  • When ready, a child or young person may leave care. This might mean returning to their whānau, Or, when they turn 18 they may live independently but still receive support.

A child or young person may leave our services at any of the stages above. They may also re-enter.

MARCH 2019 CARE AND PROTECTION STATISTICS

Children and young people we have worked with during 12 months to 31 March 2019

  • 90500 reports of concern involving 64000 individual children and young people.
  • 41600 assessments or investigations carried out involving 34800 individual children and young people.
  • 8500 Family Group Conferences held involving 6400 individual children and young people.
  • 1750 entries to care involving 1700 individual children and young people.
  • 1500 exits from care involving 1450 indivdual children and young people.

Who we're working with

Children and young people in care as at 31 March 2019.

  • 6400 Children and young people are currently in the care and protection of the Chief Executive.
  • Gender:
    • 53% male
    • 47% female
  • Ethnicity:
    • 59% Māori
    • 9%  Māori and Pacific
    • 6% Pacific
    • 26% other
  • Age: 
    • 10% 0-1
    • 23% 2-5
    • 23% 6-9
    • 23% 10-13
    • 21% 14+
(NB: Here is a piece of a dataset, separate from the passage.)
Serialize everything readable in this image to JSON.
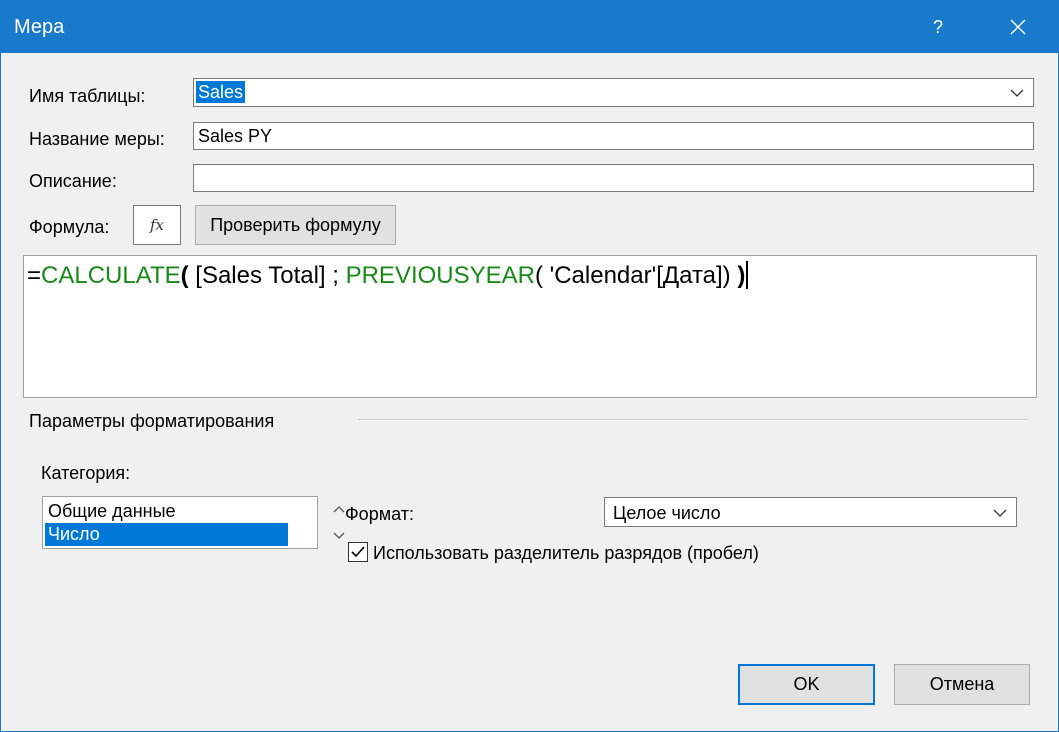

Care and Protection statistics main page

MARCH 2019 YOUTH JUSTICE OVERVIEW

The graphic flow shows how a young person might move through and be supported by our services depensing on their needs:

  • Police make and assessment and decide whether to refer a young person following an offence.
  • Family Group Conference may be needed to see what whānau/family support the young person needs. A plan is then developed for the young person.
  • A youth justice residence provides a secure place for young people to stay who are in custody of the Chief Executive following arrest, remand or sentence.
  • A young person may leave Youth Justice when they've completed an FGC plan; charges are dismissed; a transfer to District or High Court; an order made by the Youth Court or on turning 21.

A young person may leave our service at any of the stages above. They may also re-enter.

Overview main page

MARCH 2019 YOUTH JUSTICE STATISTICS

Young people we have worked with during 12 months to 31 March 2019.

  • 4050 Family Group Conferences held involving 1900 individual young people.
  • 700 entries to custody involving 460 individual young people.
  • 670 exits from custody involving 460 individual young people.

Who we're working with

Young people in custody as at 31 March 2019

  • 170 young people are currently in the Youth Justice custody of the Chief Executive.
  • Gender:
    • 88% male
    • 12% female
  • Ethnicity:
    • 67% Māori
    • 13% Māori and Pacific
    •  7% Pacific
    • 13% other
  • Age: 
    •  2%  10-13
    • 11% 14
    • 31% 15
    • 40% 16
    • 16% 17+

Youth Justice statistics main page